- Task instructions: Copy the complete listing exactly as shown.

- Data for this exercise:
+++

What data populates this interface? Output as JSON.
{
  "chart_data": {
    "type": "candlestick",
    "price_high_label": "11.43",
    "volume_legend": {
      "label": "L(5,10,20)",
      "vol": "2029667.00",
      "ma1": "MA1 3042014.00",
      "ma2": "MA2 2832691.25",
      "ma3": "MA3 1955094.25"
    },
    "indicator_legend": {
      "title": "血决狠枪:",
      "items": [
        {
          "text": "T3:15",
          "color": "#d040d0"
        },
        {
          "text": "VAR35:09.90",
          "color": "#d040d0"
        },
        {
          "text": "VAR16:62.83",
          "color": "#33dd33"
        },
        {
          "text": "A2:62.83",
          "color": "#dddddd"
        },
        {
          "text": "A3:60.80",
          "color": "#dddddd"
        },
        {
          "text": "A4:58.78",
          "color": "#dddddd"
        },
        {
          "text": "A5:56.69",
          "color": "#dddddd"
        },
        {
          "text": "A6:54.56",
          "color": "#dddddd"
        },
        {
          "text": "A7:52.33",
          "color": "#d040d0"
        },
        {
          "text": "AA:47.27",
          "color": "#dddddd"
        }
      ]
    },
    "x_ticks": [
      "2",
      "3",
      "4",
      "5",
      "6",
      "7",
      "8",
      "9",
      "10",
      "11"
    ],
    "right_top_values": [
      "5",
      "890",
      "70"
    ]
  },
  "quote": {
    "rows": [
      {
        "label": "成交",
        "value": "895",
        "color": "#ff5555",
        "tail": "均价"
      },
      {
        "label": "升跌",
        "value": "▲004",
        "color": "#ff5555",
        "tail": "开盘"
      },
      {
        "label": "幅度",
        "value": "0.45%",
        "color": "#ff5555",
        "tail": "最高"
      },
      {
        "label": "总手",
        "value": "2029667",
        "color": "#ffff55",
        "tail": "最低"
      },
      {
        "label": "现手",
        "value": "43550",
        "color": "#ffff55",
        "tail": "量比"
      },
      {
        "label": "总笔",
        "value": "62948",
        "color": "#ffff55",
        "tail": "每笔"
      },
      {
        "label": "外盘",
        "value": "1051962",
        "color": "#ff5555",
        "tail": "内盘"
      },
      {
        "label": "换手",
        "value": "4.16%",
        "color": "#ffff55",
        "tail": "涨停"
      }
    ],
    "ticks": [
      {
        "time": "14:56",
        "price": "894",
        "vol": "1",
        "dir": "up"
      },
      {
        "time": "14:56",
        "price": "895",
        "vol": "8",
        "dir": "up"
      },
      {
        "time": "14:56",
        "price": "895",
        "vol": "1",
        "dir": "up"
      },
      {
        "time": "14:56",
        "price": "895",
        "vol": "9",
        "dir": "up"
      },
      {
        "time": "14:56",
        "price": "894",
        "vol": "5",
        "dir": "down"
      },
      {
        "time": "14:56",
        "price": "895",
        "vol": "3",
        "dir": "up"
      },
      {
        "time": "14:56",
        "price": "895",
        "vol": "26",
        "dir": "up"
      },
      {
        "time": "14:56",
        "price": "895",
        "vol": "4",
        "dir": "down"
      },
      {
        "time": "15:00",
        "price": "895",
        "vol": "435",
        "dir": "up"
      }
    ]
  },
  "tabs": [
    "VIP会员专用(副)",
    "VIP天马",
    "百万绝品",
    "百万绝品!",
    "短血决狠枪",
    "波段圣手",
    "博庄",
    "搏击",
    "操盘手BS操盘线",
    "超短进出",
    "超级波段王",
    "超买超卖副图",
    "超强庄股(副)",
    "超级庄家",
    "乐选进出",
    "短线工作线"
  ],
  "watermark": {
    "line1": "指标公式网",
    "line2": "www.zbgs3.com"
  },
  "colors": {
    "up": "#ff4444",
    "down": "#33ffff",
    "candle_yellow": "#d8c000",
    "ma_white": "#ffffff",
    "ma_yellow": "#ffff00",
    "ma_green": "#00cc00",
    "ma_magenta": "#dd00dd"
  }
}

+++

- Problem solution:
What data populates this interface? Output as JSON.
{
  "chart_data": {
    "type": "candlestick",
    "price_high_label": "11.43",
    "volume_legend": {
      "label": "L(5,10,20)",
      "vol": "2029667.00",
      "ma1": "MA1 3042014.00",
      "ma2": "MA2 2832691.25",
      "ma3": "MA3 1955094.25"
    },
    "indicator_legend": {
      "title": "血决狠枪:",
      "items": [
        {
          "text": "T3:15",
          "color": "#d040d0"
        },
        {
          "text": "VAR35:09.90",
          "color": "#d040d0"
        },
        {
          "text": "VAR16:62.83",
          "color": "#33dd33"
        },
        {
          "text": "A2:62.83",
          "color": "#dddddd"
        },
        {
          "text": "A3:60.80",
          "color": "#dddddd"
        },
        {
          "text": "A4:58.78",
          "color": "#dddddd"
        },
        {
          "text": "A5:56.69",
          "color": "#dddddd"
        },
        {
          "text": "A6:54.56",
          "color": "#dddddd"
        },
        {
          "text": "A7:52.33",
          "color": "#d040d0"
        },
        {
          "text": "AA:47.27",
          "color": "#dddddd"
        }
      ]
    },
    "x_ticks": [
      "2",
      "3",
      "4",
      "5",
      "6",
      "7",
      "8",
      "9",
      "10",
      "11"
    ],
    "right_top_values": [
      "5",
      "890",
      "70"
    ]
  },
  "quote": {
    "rows": [
      {
        "label": "成交",
        "value": "895",
        "color": "#ff5555",
        "tail": "均价"
      },
      {
        "label": "升跌",
        "value": "▲004",
        "color": "#ff5555",
        "tail": "开盘"
      },
      {
        "label": "幅度",
        "value": "0.45%",
        "color": "#ff5555",
        "tail": "最高"
      },
      {
        "label": "总手",
        "value": "2029667",
        "color": "#ffff55",
        "tail": "最低"
      },
      {
        "label": "现手",
        "value": "43550",
        "color": "#ffff55",
        "tail": "量比"
      },
      {
        "label": "总笔",
        "value": "62948",
        "color": "#ffff55",
        "tail": "每笔"
      },
      {
        "label": "外盘",
        "value": "1051962",
        "color": "#ff5555",
        "tail": "内盘"
      },
      {
        "label": "换手",
        "value": "4.16%",
        "color": "#ffff55",
        "tail": "涨停"
      }
    ],
    "ticks": [
      {
        "time": "14:56",
        "price": "894",
        "vol": "1",
        "dir": "up"
      },
      {
        "time": "14:56",
        "price": "895",
        "vol": "8",
        "dir": "up"
      },
      {
        "time": "14:56",
        "price": "895",
        "vol": "1",
        "dir": "up"
      },
      {
        "time": "14:56",
        "price": "895",
        "vol": "9",
        "dir": "up"
      },
      {
        "time": "14:56",
        "price": "894",
        "vol": "5",
        "dir": "down"
      },
      {
        "time": "14:56",
        "price": "895",
        "vol": "3",
        "dir": "up"
      },
      {
        "time": "14:56",
        "price": "895",
        "vol": "26",
        "dir": "up"
      },
      {
        "time": "14:56",
        "price": "895",
        "vol": "4",
        "dir": "down"
      },
      {
        "time": "15:00",
        "price": "895",
        "vol": "435",
        "dir": "up"
      }
    ]
  },
  "tabs": [
    "VIP会员专用(副)",
    "VIP天马",
    "百万绝品",
    "百万绝品!",
    "短血决狠枪",
    "波段圣手",
    "博庄",
    "搏击",
    "操盘手BS操盘线",
    "超短进出",
    "超级波段王",
    "超买超卖副图",
    "超强庄股(副)",
    "超级庄家",
    "乐选进出",
    "短线工作线"
  ],
  "watermark": {
    "line1": "指标公式网",
    "line2": "www.zbgs3.com"
  },
  "colors": {
    "up": "#ff4444",
    "down": "#33ffff",
    "candle_yellow": "#d8c000",
    "ma_white": "#ffffff",
    "ma_yellow": "#ffff00",
    "ma_green": "#00cc00",
    "ma_magenta": "#dd00dd"
  }
}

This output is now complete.